§ **Task brief**: Output the listing below verbatim.

*** Begin section ***

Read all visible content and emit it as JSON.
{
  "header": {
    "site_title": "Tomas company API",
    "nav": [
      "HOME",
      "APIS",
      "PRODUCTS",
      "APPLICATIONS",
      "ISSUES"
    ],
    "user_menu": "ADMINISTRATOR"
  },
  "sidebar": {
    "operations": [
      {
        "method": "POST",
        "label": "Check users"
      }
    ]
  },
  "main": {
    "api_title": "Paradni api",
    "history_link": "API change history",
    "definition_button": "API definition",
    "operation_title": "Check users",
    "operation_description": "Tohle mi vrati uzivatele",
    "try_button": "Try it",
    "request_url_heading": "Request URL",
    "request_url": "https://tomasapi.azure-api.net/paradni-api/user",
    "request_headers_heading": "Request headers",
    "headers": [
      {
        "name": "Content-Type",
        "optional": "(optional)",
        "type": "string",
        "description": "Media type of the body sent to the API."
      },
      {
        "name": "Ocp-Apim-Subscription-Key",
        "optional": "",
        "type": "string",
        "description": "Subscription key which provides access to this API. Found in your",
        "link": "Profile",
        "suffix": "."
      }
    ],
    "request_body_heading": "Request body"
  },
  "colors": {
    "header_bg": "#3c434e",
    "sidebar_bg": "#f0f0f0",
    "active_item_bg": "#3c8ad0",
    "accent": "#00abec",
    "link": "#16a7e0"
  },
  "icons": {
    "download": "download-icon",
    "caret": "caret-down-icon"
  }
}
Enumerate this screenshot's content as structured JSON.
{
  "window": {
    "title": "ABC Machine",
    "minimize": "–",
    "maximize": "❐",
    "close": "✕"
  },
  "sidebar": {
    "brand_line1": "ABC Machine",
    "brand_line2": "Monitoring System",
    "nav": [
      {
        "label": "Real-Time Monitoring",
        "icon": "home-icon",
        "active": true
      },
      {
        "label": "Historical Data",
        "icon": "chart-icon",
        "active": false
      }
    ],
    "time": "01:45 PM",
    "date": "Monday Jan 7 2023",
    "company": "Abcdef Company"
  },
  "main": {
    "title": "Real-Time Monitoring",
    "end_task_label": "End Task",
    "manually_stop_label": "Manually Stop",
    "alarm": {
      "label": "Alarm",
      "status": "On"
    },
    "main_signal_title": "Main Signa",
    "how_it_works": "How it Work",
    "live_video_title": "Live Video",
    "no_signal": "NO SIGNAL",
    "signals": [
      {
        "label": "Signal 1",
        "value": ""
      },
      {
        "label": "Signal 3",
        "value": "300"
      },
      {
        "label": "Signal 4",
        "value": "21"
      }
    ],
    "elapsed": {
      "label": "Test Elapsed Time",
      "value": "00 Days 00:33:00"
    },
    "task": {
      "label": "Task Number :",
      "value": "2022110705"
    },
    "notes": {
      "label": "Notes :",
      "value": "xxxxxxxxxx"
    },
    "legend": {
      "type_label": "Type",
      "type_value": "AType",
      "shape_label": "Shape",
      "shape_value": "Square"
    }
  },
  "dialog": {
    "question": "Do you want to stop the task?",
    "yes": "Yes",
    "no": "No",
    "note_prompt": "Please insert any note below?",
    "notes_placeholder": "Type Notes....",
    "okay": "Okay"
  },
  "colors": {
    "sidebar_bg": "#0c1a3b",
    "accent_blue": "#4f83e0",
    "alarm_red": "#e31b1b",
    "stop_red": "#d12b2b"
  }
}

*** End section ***

§ **Answer box**:
Read all visible content and emit it as JSON.
{
  "header": {
    "site_title": "Tomas company API",
    "nav": [
      "HOME",
      "APIS",
      "PRODUCTS",
      "APPLICATIONS",
      "ISSUES"
    ],
    "user_menu": "ADMINISTRATOR"
  },
  "sidebar": {
    "operations": [
      {
        "method": "POST",
        "label": "Check users"
      }
    ]
  },
  "main": {
    "api_title": "Paradni api",
    "history_link": "API change history",
    "definition_button": "API definition",
    "operation_title": "Check users",
    "operation_description": "Tohle mi vrati uzivatele",
    "try_button": "Try it",
    "request_url_heading": "Request URL",
    "request_url": "https://tomasapi.azure-api.net/paradni-api/user",
    "request_headers_heading": "Request headers",
    "headers": [
      {
        "name": "Content-Type",
        "optional": "(optional)",
        "type": "string",
        "description": "Media type of the body sent to the API."
      },
      {
        "name": "Ocp-Apim-Subscription-Key",
        "optional": "",
        "type": "string",
        "description": "Subscription key which provides access to this API. Found in your",
        "link": "Profile",
        "suffix": "."
      }
    ],
    "request_body_heading": "Request body"
  },
  "colors": {
    "header_bg": "#3c434e",
    "sidebar_bg": "#f0f0f0",
    "active_item_bg": "#3c8ad0",
    "accent": "#00abec",
    "link": "#16a7e0"
  },
  "icons": {
    "download": "download-icon",
    "caret": "caret-down-icon"
  }
}
Enumerate this screenshot's content as structured JSON.
{
  "window": {
    "title": "ABC Machine",
    "minimize": "–",
    "maximize": "❐",
    "close": "✕"
  },
  "sidebar": {
    "brand_line1": "ABC Machine",
    "brand_line2": "Monitoring System",
    "nav": [
      {
        "label": "Real-Time Monitoring",
        "icon": "home-icon",
        "active": true
      },
      {
        "label": "Historical Data",
        "icon": "chart-icon",
        "active": false
      }
    ],
    "time": "01:45 PM",
    "date": "Monday Jan 7 2023",
    "company": "Abcdef Company"
  },
  "main": {
    "title": "Real-Time Monitoring",
    "end_task_label": "End Task",
    "manually_stop_label": "Manually Stop",
    "alarm": {
      "label": "Alarm",
      "status": "On"
    },
    "main_signal_title": "Main Signa",
    "how_it_works": "How it Work",
    "live_video_title": "Live Video",
    "no_signal": "NO SIGNAL",
    "signals": [
      {
        "label": "Signal 1",
        "value": ""
      },
      {
        "label": "Signal 3",
        "value": "300"
      },
      {
        "label": "Signal 4",
        "value": "21"
      }
    ],
    "elapsed": {
      "label": "Test Elapsed Time",
      "value": "00 Days 00:33:00"
    },
    "task": {
      "label": "Task Number :",
      "value": "2022110705"
    },
    "notes": {
      "label": "Notes :",
      "value": "xxxxxxxxxx"
    },
    "legend": {
      "type_label": "Type",
      "type_value": "AType",
      "shape_label": "Shape",
      "shape_value": "Square"
    }
  },
  "dialog": {
    "question": "Do you want to stop the task?",
    "yes": "Yes",
    "no": "No",
    "note_prompt": "Please insert any note below?",
    "notes_placeholder": "Type Notes....",
    "okay": "Okay"
  },
  "colors": {
    "sidebar_bg": "#0c1a3b",
    "accent_blue": "#4f83e0",
    "alarm_red": "#e31b1b",
    "stop_red": "#d12b2b"
  }
}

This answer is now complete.